Have you ever wondered which of the millions of bacteria are the greatest concern to humans? This list of scientific names of common bacteria provides basic information about the most common bacteria that can be harmful to humans.
The Most Common Bacteria
There are many types of bacteria, and scientists have spent many years culturing and studying their properties. The scientific name for the most common bacteria is Escherichia coli. E. coli was discovered by Theodore Escherich. This bacterium is found in the intestinal tract of every individual and helps breakdown food. It is also found in hot springs and radioactive waste, so it can exist in widely diverse environments. E. coli are highly concentrated in stool and can contaminate the urinary tract, resulting in infection. E. coli have a Gram- negative rod.
The scientific name for the bacteria that are found on skin and other mucus membranes is Staphylococcus. Staphylococci have two varieties, Staphylococcus aureus and Staphylococcus epidermidis. Staph epidermidis is found on skin and mucus membranes and does not typically cause disease. It does need to be distinguished in the laboratory from Staph aureus, however, which can cause serious infections. Staph aureus is present in the nasal passages, as well as the skin. The color of Staph aureus is golden yellow on blood agar, which is why it is named "aureus." Staph epidermidis grows white colonies on blood agar. Staph epidermidis is named for its predominant presence on the skin.
There are several varieties of Streptococci. Streptococci pyogenes is a Group A Strep, which can cause sore throat, particularly when an individual's immune system is depressed. Another variation is Streptococci pneumonia, which can cause pneumonia and other respiratory problems. Streptococci are distinguished by their hemolytic action on blood agar. Group A Strep cause a breakdown in blood, giving a clear area around the colony growing on blood agar. These are called beta-hemolytic strep.

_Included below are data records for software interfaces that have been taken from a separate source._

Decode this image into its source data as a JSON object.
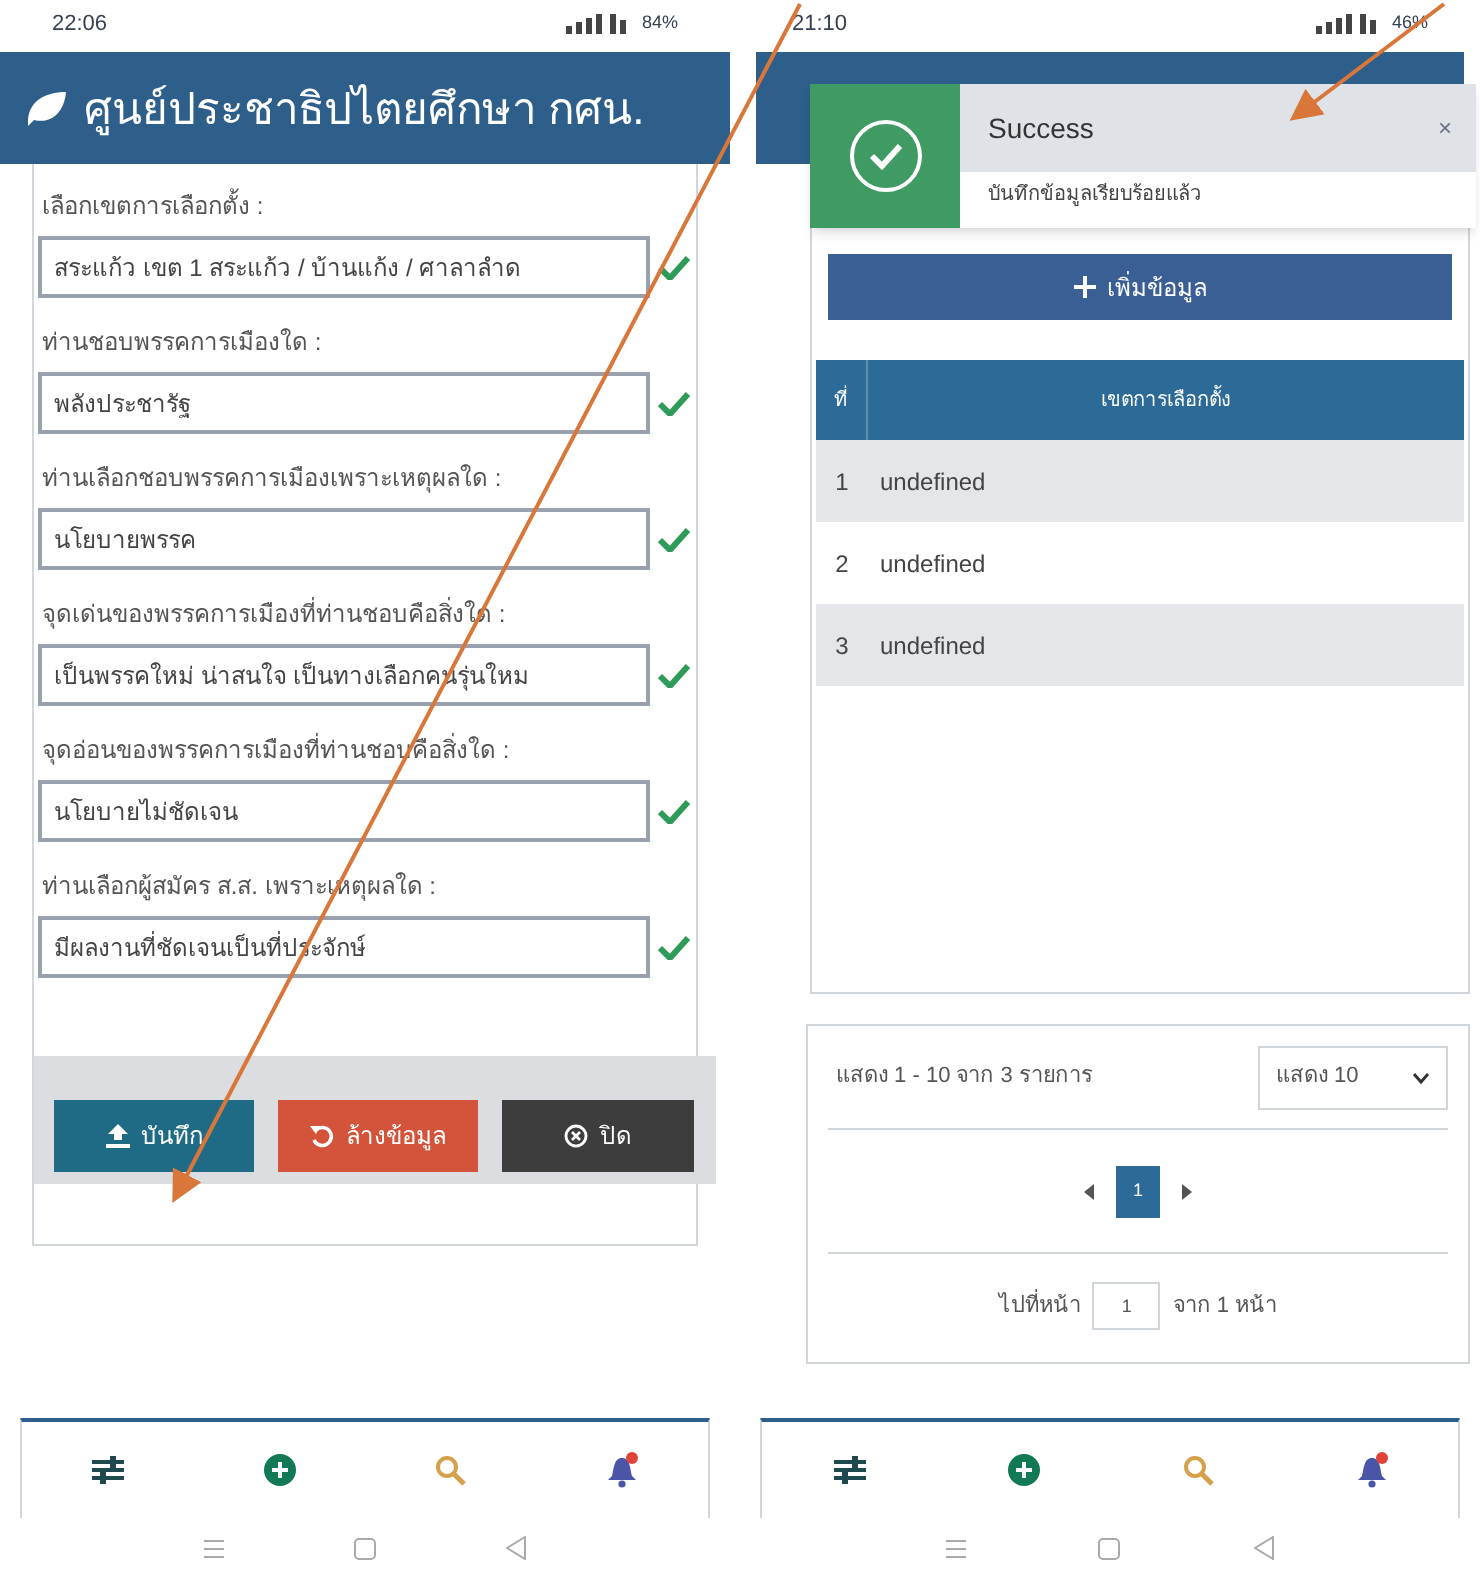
{
  "left_screen": {
    "status_bar": {
      "time": "22:06",
      "battery": "84%"
    },
    "header": {
      "title": "ศูนย์ประชาธิปไตยศึกษา กศน."
    },
    "fields": [
      {
        "label": "เลือกเขตการเลือกตั้ง :",
        "value": "สระแก้ว เขต 1 สระแก้ว / บ้านแก้ง / ศาลาลำด",
        "valid": true
      },
      {
        "label": "ท่านชอบพรรคการเมืองใด :",
        "value": "พลังประชารัฐ",
        "valid": true
      },
      {
        "label": "ท่านเลือกชอบพรรคการเมืองเพราะเหตุผลใด :",
        "value": "นโยบายพรรค",
        "valid": true
      },
      {
        "label": "จุดเด่นของพรรคการเมืองที่ท่านชอบคือสิ่งใด :",
        "value": "เป็นพรรคใหม่ น่าสนใจ เป็นทางเลือกคนรุ่นใหม",
        "valid": true
      },
      {
        "label": "จุดอ่อนของพรรคการเมืองที่ท่านชอบคือสิ่งใด :",
        "value": "นโยบายไม่ชัดเจน",
        "valid": true
      },
      {
        "label": "ท่านเลือกผู้สมัคร ส.ส. เพราะเหตุผลใด :",
        "value": "มีผลงานที่ชัดเจนเป็นที่ประจักษ์",
        "valid": true
      }
    ],
    "buttons": [
      {
        "kind": "save",
        "label": "บันทึก"
      },
      {
        "kind": "reset",
        "label": "ล้างข้อมูล"
      },
      {
        "kind": "close",
        "label": "ปิด"
      }
    ]
  },
  "right_screen": {
    "status_bar": {
      "time": "21:10",
      "battery": "46%"
    },
    "toast": {
      "title": "Success",
      "message": "บันทึกข้อมูลเรียบร้อยแล้ว",
      "close": "×"
    },
    "add_button": {
      "label": "เพิ่มข้อมูล"
    },
    "table": {
      "columns": [
        "ที่",
        "เขตการเลือกตั้ง"
      ],
      "rows": [
        [
          "1",
          "undefined"
        ],
        [
          "2",
          "undefined"
        ],
        [
          "3",
          "undefined"
        ]
      ]
    },
    "pagination": {
      "summary": "แสดง 1 - 10 จาก 3 รายการ",
      "page_size": "แสดง 10",
      "pages": [
        {
          "label": "1",
          "selected": true
        }
      ],
      "goto_label": "ไปที่หน้า",
      "goto_value": "1",
      "goto_suffix": "จาก 1 หน้า"
    }
  }
}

Salmonella and Shigella
Salmonella species and Shigella species inhabit the rectum and stool. They are often found as contaminants in food or acquired by handling animal manure. Salmonella is found in raw chicken and eggs and is a major source of food poisoning. Shigella can attach to the intestinal wall, causing bleeding. Both Salmonella and Shigella infections can cause severe diarrhea. These are easily transmitted person-to-person, so handwashing is essential.
Salmonella was named after the man who discovered it, Daniel Salmon. Shigella derives its name from a Japanese microbiologist, Kiyoshi Shiga. Salmonella and Shigella are both Gram-negative rods.

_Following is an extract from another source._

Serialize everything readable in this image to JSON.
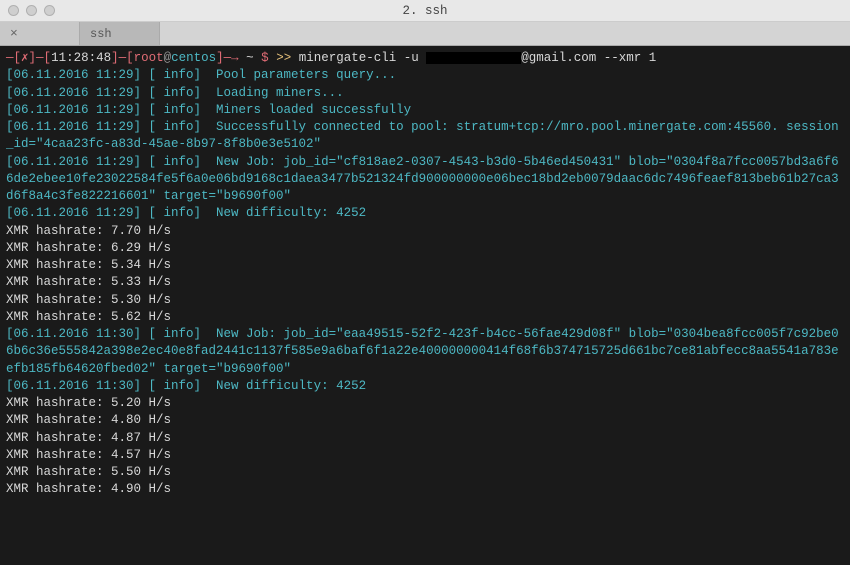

Another bacteria that can cause severe diahrrea is Campylobacter. Patient stool specimens cotaining these bacteria will be liquid and may have blood in them. Campylobacter is a curved-shaped Gram-negative organism.
Klebsiella species is a Gram-negative rod and is often found in hospital patients. Klebsiella pneumonia affects the lungs and can cause pneumonia.

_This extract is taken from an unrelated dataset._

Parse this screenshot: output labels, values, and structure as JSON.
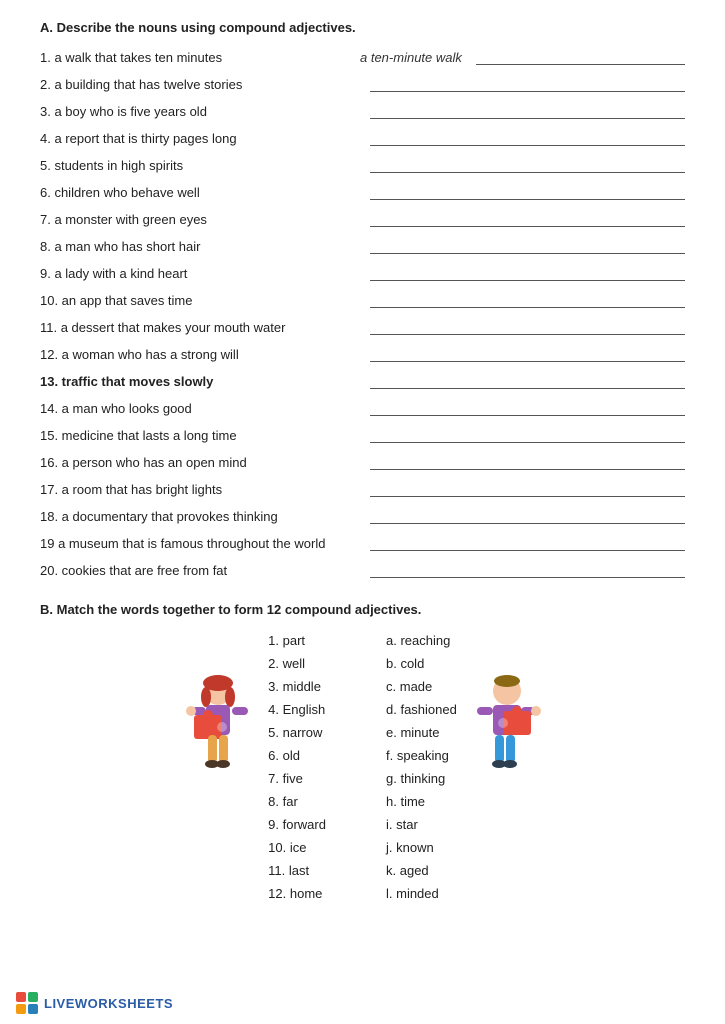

Proteus are Gram-negative rods that are commonly found in the intestinal tract, along with E. coli. Proteus mirabilis is prolific in soil and water and can become infective when an open sore or cut becomes dirty.